Quiroga RQ, Reddy L, Kreiman G, Koch C, &Fried I. Invariant visual representation by single neurons in the human brain. Nature. 2005 Jun 23; 435(7045): 1102-1107.
Computation and Neural Systems, California Institute of Technology, Pasadena, California 91125, USA.
It takes a fraction of a second to recognize a person or an object even when seen under strikingly different conditions. How such a robust, high-level representation is achieved by neurons in the human brain is still unclear. In monkeys, neurons in the upper stages of the ventral visual pathway respond to complex images such as faces and objects and show some degree of invariance to metric properties such as the stimulus size, position and viewing angle. We have previously shown that neurons in the human medial temporal lobe (MTL) fire selectively to images of faces, animals, objects or scenes. Here we report on a remarkable subset of MTL neurons that are selectively activated by strikingly different pictures of given individuals, landmarks or objects and in some cases even by letter strings with their names. These results suggest an invariant, sparse and explicit code, which might be important in the transformation of complex visual percepts into long-term and more abstract memories.

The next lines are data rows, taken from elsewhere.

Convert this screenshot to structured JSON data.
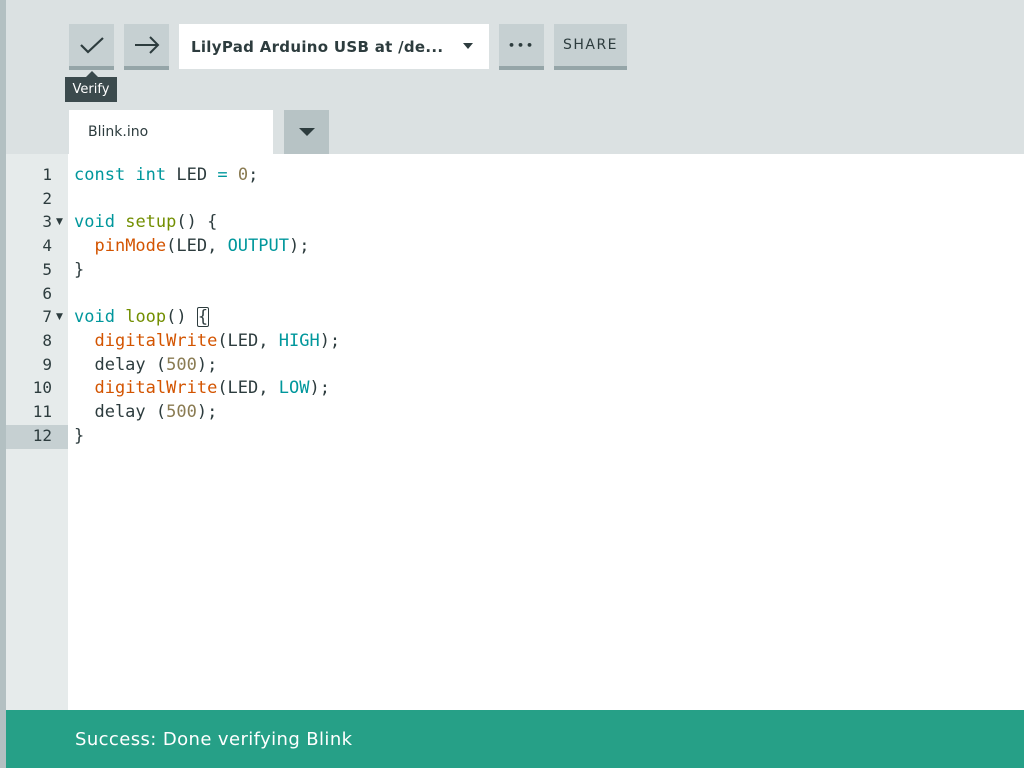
{
  "toolbar": {
    "verify_tooltip": "Verify",
    "board_label": "LilyPad Arduino USB at /de...",
    "more_label": "•••",
    "share_label": "SHARE"
  },
  "tabs": {
    "file_name": "Blink.ino"
  },
  "editor": {
    "active_line": 12,
    "line_numbers": [
      "1",
      "2",
      "3",
      "4",
      "5",
      "6",
      "7",
      "8",
      "9",
      "10",
      "11",
      "12"
    ],
    "lines": [
      [
        {
          "t": "const",
          "c": "kw"
        },
        {
          "t": " "
        },
        {
          "t": "int",
          "c": "kw"
        },
        {
          "t": " LED "
        },
        {
          "t": "=",
          "c": "kw"
        },
        {
          "t": " "
        },
        {
          "t": "0",
          "c": "num"
        },
        {
          "t": ";"
        }
      ],
      [],
      [
        {
          "t": "void",
          "c": "kw"
        },
        {
          "t": " "
        },
        {
          "t": "setup",
          "c": "fn2"
        },
        {
          "t": "() {"
        }
      ],
      [
        {
          "t": "  "
        },
        {
          "t": "pinMode",
          "c": "fn"
        },
        {
          "t": "(LED, "
        },
        {
          "t": "OUTPUT",
          "c": "const"
        },
        {
          "t": ");"
        }
      ],
      [
        {
          "t": "}"
        }
      ],
      [],
      [
        {
          "t": "void",
          "c": "kw"
        },
        {
          "t": " "
        },
        {
          "t": "loop",
          "c": "fn2"
        },
        {
          "t": "() "
        },
        {
          "t": "{",
          "c": "cursorbox"
        }
      ],
      [
        {
          "t": "  "
        },
        {
          "t": "digitalWrite",
          "c": "fn"
        },
        {
          "t": "(LED, "
        },
        {
          "t": "HIGH",
          "c": "const"
        },
        {
          "t": ");"
        }
      ],
      [
        {
          "t": "  delay ("
        },
        {
          "t": "500",
          "c": "num"
        },
        {
          "t": ");"
        }
      ],
      [
        {
          "t": "  "
        },
        {
          "t": "digitalWrite",
          "c": "fn"
        },
        {
          "t": "(LED, "
        },
        {
          "t": "LOW",
          "c": "const"
        },
        {
          "t": ");"
        }
      ],
      [
        {
          "t": "  delay ("
        },
        {
          "t": "500",
          "c": "num"
        },
        {
          "t": ");"
        }
      ],
      [
        {
          "t": "}"
        }
      ]
    ],
    "fold_marker": "▼"
  },
  "status": {
    "message": "Success: Done verifying Blink"
  }
}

PMID: 15973409 [PubMed - in process]
Anthony H. Risser | neuroscience | neuropsychology | brain